Future For African Americans in North Carolina
In North Carolina, R. W. Lassiter of Granville County lectured about the problem facing both races, and how the institution of slavery had convinced both whites and blacks to assume their respective roles in southern society. Moreover, he focused on southerners’ staunch perspective on racial equality, claiming that “the passions and prejudices of men have gone beyond any known rule of justice, and the man who dares to claim only even justice for the colored race is forthwith denounced in unsparing terms without reason.” (Item #2823) In North Carolina, the black population had been considered free—hence the name “freedmen”—but their definition of freedom varied greatly across the state.
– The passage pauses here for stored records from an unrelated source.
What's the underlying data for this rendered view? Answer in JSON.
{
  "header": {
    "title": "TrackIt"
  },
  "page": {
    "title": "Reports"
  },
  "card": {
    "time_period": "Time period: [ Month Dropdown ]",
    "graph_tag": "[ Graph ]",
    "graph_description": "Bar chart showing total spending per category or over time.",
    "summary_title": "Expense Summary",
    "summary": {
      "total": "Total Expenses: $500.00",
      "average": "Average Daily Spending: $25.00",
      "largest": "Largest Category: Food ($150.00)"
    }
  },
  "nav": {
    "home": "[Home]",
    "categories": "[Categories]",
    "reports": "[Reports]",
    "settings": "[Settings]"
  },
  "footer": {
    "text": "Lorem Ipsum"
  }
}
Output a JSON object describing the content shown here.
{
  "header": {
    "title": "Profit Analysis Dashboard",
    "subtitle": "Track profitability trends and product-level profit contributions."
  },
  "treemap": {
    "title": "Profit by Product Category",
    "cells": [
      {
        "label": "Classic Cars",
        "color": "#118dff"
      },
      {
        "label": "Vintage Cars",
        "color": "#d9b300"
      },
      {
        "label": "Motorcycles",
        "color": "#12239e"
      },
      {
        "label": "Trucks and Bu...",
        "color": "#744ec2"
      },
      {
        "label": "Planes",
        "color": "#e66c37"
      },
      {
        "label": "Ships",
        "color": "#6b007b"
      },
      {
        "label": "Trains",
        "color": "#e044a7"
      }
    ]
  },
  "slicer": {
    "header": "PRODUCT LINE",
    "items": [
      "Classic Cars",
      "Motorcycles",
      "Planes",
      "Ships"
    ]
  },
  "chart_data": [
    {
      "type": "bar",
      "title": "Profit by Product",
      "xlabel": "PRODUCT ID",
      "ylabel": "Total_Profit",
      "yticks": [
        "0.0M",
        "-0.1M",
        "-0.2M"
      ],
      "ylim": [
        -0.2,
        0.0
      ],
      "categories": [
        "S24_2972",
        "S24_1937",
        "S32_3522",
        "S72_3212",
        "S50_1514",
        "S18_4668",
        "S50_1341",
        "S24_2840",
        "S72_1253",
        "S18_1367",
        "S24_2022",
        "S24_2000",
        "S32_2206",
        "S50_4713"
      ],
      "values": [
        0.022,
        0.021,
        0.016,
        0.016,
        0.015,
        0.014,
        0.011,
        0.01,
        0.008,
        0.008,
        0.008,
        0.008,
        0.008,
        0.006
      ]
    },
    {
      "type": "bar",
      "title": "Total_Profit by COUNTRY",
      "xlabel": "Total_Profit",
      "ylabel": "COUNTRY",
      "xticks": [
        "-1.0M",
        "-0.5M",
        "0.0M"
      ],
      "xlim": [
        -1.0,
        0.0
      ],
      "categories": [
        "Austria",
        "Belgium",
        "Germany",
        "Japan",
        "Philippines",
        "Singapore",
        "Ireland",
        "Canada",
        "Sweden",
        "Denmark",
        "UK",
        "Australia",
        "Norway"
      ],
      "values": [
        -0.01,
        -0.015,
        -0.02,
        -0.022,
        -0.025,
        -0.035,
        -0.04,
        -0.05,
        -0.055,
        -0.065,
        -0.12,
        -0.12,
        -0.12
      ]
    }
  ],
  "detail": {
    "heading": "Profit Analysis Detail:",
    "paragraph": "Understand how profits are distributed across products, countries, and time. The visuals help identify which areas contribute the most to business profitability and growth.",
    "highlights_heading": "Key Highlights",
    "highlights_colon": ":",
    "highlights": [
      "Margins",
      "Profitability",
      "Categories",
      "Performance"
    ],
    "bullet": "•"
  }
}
After the federal government enacted the Thirteenth and Fourteenth Amendment, Lassiter claimed that “the colored people are free, and the laws of the land have made them so, and imposed upon them burdens of the Government.” (Item #2823) With the recent admission of southern states into the Union, social and cultural tensions were now supervised by state governments, often prejudiced in their practices. As an article featured in The Weekly Standard contested, the President’s lack of interest in North Carolina’s welfare informed Congress that no further steps need be taken further than “to admit her Senators and Representatives in Congress.” (Item #2824) With less federal obligations to oversee the entire country, states like North Carolina felt cheated and gravitated toward old tradition, ultimately strengthening the political and economic gap between whites and blacks.